- [Task description]:
Your task is to copy every line of the entries that holds the word "status".

- [Material for the task]:
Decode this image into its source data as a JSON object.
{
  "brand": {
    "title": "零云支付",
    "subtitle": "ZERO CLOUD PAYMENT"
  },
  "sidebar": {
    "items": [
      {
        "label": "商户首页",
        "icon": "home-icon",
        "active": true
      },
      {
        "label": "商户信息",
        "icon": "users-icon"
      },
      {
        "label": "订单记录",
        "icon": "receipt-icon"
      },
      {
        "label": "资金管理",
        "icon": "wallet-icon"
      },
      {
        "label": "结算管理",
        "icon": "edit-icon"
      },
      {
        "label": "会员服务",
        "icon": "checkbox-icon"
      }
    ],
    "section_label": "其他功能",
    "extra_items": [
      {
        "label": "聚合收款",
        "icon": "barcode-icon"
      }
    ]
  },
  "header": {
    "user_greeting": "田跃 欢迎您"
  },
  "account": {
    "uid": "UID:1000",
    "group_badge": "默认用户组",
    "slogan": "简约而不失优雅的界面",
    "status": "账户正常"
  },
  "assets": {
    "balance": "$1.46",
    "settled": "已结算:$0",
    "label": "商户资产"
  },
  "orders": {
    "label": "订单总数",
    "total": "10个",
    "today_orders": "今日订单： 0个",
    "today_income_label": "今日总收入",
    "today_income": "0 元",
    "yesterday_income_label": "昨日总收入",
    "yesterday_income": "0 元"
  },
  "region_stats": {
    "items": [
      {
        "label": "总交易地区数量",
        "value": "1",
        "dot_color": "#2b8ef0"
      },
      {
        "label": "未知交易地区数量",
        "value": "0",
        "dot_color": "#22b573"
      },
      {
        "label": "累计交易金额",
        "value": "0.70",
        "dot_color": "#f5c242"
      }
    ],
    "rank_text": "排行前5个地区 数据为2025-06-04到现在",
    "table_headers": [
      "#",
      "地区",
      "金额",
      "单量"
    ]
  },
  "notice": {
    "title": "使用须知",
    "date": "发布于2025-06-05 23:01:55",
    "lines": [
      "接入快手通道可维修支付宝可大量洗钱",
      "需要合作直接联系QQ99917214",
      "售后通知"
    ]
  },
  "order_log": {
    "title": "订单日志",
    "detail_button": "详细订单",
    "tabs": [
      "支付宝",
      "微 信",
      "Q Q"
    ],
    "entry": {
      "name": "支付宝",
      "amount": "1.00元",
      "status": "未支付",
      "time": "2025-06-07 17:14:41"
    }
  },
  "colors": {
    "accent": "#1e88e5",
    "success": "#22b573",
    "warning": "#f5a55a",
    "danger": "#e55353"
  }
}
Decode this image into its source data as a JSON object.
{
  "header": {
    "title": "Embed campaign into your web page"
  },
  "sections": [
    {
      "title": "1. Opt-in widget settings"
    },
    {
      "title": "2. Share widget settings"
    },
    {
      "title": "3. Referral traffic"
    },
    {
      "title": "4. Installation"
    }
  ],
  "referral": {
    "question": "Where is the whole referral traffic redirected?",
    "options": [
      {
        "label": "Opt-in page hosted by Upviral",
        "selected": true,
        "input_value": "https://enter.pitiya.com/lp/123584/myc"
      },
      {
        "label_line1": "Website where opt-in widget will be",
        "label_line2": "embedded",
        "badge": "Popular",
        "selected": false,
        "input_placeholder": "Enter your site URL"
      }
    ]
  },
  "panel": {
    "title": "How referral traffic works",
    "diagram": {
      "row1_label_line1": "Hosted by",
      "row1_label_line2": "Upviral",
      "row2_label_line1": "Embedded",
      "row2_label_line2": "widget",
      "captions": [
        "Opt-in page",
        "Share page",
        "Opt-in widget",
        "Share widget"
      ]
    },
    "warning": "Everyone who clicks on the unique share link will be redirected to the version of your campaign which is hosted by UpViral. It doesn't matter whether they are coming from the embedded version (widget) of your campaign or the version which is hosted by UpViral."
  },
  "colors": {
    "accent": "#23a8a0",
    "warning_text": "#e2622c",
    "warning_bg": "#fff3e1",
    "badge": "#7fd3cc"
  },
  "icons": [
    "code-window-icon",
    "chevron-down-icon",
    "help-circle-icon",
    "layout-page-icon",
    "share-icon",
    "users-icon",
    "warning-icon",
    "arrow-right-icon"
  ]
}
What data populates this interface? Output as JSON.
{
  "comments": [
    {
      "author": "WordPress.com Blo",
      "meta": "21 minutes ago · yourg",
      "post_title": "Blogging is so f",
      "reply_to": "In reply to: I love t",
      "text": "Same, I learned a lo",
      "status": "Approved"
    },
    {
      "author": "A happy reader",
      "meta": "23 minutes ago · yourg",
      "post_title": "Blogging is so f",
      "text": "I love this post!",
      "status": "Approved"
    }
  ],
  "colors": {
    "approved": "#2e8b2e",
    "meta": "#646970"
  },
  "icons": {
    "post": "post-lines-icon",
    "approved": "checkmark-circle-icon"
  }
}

- [Solution for this problem]:
    "status": "账户正常"
      "status": "未支付",
      "status": "Approved"
      "status": "Approved"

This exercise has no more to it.